Exactly what is written in the records below should be returned, minus the images.
Segment Start: Study material
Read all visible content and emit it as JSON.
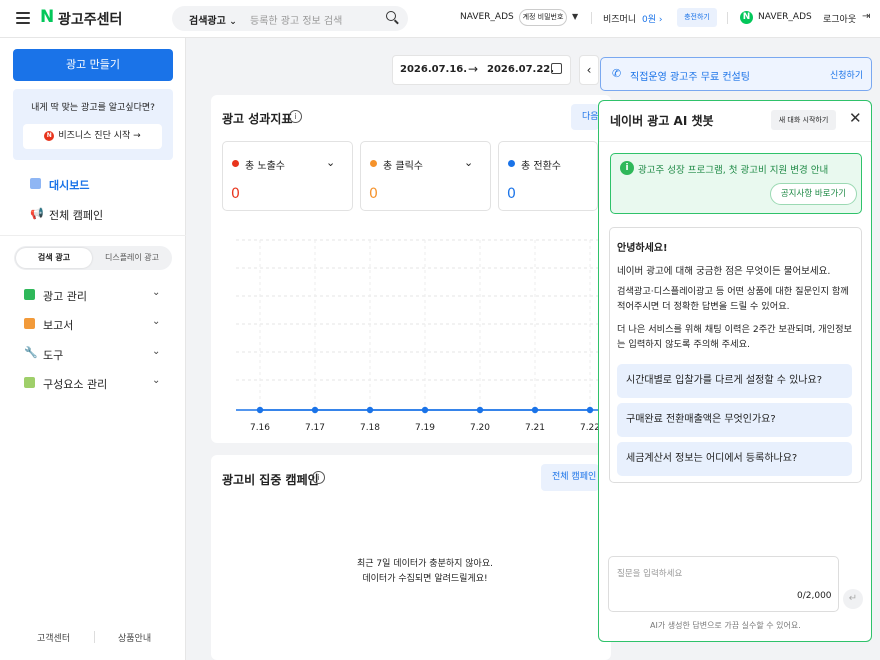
{
  "header": {
    "brand_n": "N",
    "brand": "광고주센터",
    "search_scope": "검색광고",
    "search_placeholder": "등록한 광고 정보 검색",
    "account": "NAVER_ADS",
    "account_badge": "계정 비밀번호",
    "bizmoney_label": "비즈머니",
    "bizmoney_value": "0원",
    "charge": "충전하기",
    "user_badge": "N",
    "user": "NAVER_ADS",
    "logout": "로그아웃"
  },
  "sidebar": {
    "create": "광고 만들기",
    "promo_title": "내게 딱 맞는 광고를 알고싶다면?",
    "promo_badge": "N",
    "promo_button": "비즈니스 진단 시작 →",
    "nav": [
      {
        "label": "대시보드"
      },
      {
        "label": "전체 캠페인"
      }
    ],
    "seg": [
      "검색 광고",
      "디스플레이 광고"
    ],
    "groups": [
      {
        "label": "광고 관리"
      },
      {
        "label": "보고서"
      },
      {
        "label": "도구"
      },
      {
        "label": "구성요소 관리"
      }
    ],
    "footer": [
      "고객센터",
      "상품안내"
    ]
  },
  "date": {
    "start": "2026.07.16.",
    "end": "2026.07.22."
  },
  "kpi": {
    "title": "광고 성과지표",
    "next_btn": "다음",
    "cards": [
      {
        "label": "총 노출수",
        "value": "0",
        "color": "#e8341c"
      },
      {
        "label": "총 클릭수",
        "value": "0",
        "color": "#f5922b"
      },
      {
        "label": "총 전환수",
        "value": "0",
        "color": "#1a73e8"
      }
    ]
  },
  "chart_data": {
    "type": "line",
    "categories": [
      "7.16",
      "7.17",
      "7.18",
      "7.19",
      "7.20",
      "7.21",
      "7.22"
    ],
    "series": [
      {
        "values": [
          0,
          0,
          0,
          0,
          0,
          0,
          0
        ]
      }
    ],
    "color": "#1a73e8",
    "grid": true
  },
  "campaign": {
    "title": "광고비 집중 캠페인",
    "all_btn": "전체 캠페인",
    "empty_1": "최근 7일 데이터가 충분하지 않아요.",
    "empty_2": "데이터가 수집되면 알려드릴게요!"
  },
  "consult": {
    "text": "직접운영 광고주 무료 컨설팅",
    "link": "신청하기"
  },
  "chat": {
    "title": "네이버 광고 AI 챗봇",
    "new": "새 대화 시작하기",
    "notice": "광고주 성장 프로그램, 첫 광고비 지원 변경 안내",
    "notice_btn": "공지사항 바로가기",
    "greet": "안녕하세요!",
    "p1": "네이버 광고에 대해 궁금한 점은 무엇이든 물어보세요.",
    "p2a": "검색광고·디스플레이광고 등 어떤 상품에 대한 질문인지 함께",
    "p2b": "적어주시면 더 정확한 답변을 드릴 수 있어요.",
    "p3a": "더 나은 서비스를 위해 채팅 이력은 2주간 보관되며, 개인정보",
    "p3b": "는 입력하지 않도록 주의해 주세요.",
    "questions": [
      "시간대별로 입찰가를 다르게 설정할 수 있나요?",
      "구매완료 전환매출액은 무엇인가요?",
      "세금계산서 정보는 어디에서 등록하나요?"
    ],
    "input_placeholder": "질문을 입력하세요",
    "counter": "0/2,000",
    "disclaimer": "AI가 생성한 답변으로 가끔 실수할 수 있어요."
  }
}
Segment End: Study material
▶ **Answer to this problem**:
Read all visible content and emit it as JSON.
{
  "header": {
    "brand_n": "N",
    "brand": "광고주센터",
    "search_scope": "검색광고",
    "search_placeholder": "등록한 광고 정보 검색",
    "account": "NAVER_ADS",
    "account_badge": "계정 비밀번호",
    "bizmoney_label": "비즈머니",
    "bizmoney_value": "0원",
    "charge": "충전하기",
    "user_badge": "N",
    "user": "NAVER_ADS",
    "logout": "로그아웃"
  },
  "sidebar": {
    "create": "광고 만들기",
    "promo_title": "내게 딱 맞는 광고를 알고싶다면?",
    "promo_badge": "N",
    "promo_button": "비즈니스 진단 시작 →",
    "nav": [
      {
        "label": "대시보드"
      },
      {
        "label": "전체 캠페인"
      }
    ],
    "seg": [
      "검색 광고",
      "디스플레이 광고"
    ],
    "groups": [
      {
        "label": "광고 관리"
      },
      {
        "label": "보고서"
      },
      {
        "label": "도구"
      },
      {
        "label": "구성요소 관리"
      }
    ],
    "footer": [
      "고객센터",
      "상품안내"
    ]
  },
  "date": {
    "start": "2026.07.16.",
    "end": "2026.07.22."
  },
  "kpi": {
    "title": "광고 성과지표",
    "next_btn": "다음",
    "cards": [
      {
        "label": "총 노출수",
        "value": "0",
        "color": "#e8341c"
      },
      {
        "label": "총 클릭수",
        "value": "0",
        "color": "#f5922b"
      },
      {
        "label": "총 전환수",
        "value": "0",
        "color": "#1a73e8"
      }
    ]
  },
  "chart_data": {
    "type": "line",
    "categories": [
      "7.16",
      "7.17",
      "7.18",
      "7.19",
      "7.20",
      "7.21",
      "7.22"
    ],
    "series": [
      {
        "values": [
          0,
          0,
          0,
          0,
          0,
          0,
          0
        ]
      }
    ],
    "color": "#1a73e8",
    "grid": true
  },
  "campaign": {
    "title": "광고비 집중 캠페인",
    "all_btn": "전체 캠페인",
    "empty_1": "최근 7일 데이터가 충분하지 않아요.",
    "empty_2": "데이터가 수집되면 알려드릴게요!"
  },
  "consult": {
    "text": "직접운영 광고주 무료 컨설팅",
    "link": "신청하기"
  },
  "chat": {
    "title": "네이버 광고 AI 챗봇",
    "new": "새 대화 시작하기",
    "notice": "광고주 성장 프로그램, 첫 광고비 지원 변경 안내",
    "notice_btn": "공지사항 바로가기",
    "greet": "안녕하세요!",
    "p1": "네이버 광고에 대해 궁금한 점은 무엇이든 물어보세요.",
    "p2a": "검색광고·디스플레이광고 등 어떤 상품에 대한 질문인지 함께",
    "p2b": "적어주시면 더 정확한 답변을 드릴 수 있어요.",
    "p3a": "더 나은 서비스를 위해 채팅 이력은 2주간 보관되며, 개인정보",
    "p3b": "는 입력하지 않도록 주의해 주세요.",
    "questions": [
      "시간대별로 입찰가를 다르게 설정할 수 있나요?",
      "구매완료 전환매출액은 무엇인가요?",
      "세금계산서 정보는 어디에서 등록하나요?"
    ],
    "input_placeholder": "질문을 입력하세요",
    "counter": "0/2,000",
    "disclaimer": "AI가 생성한 답변으로 가끔 실수할 수 있어요."
  }
}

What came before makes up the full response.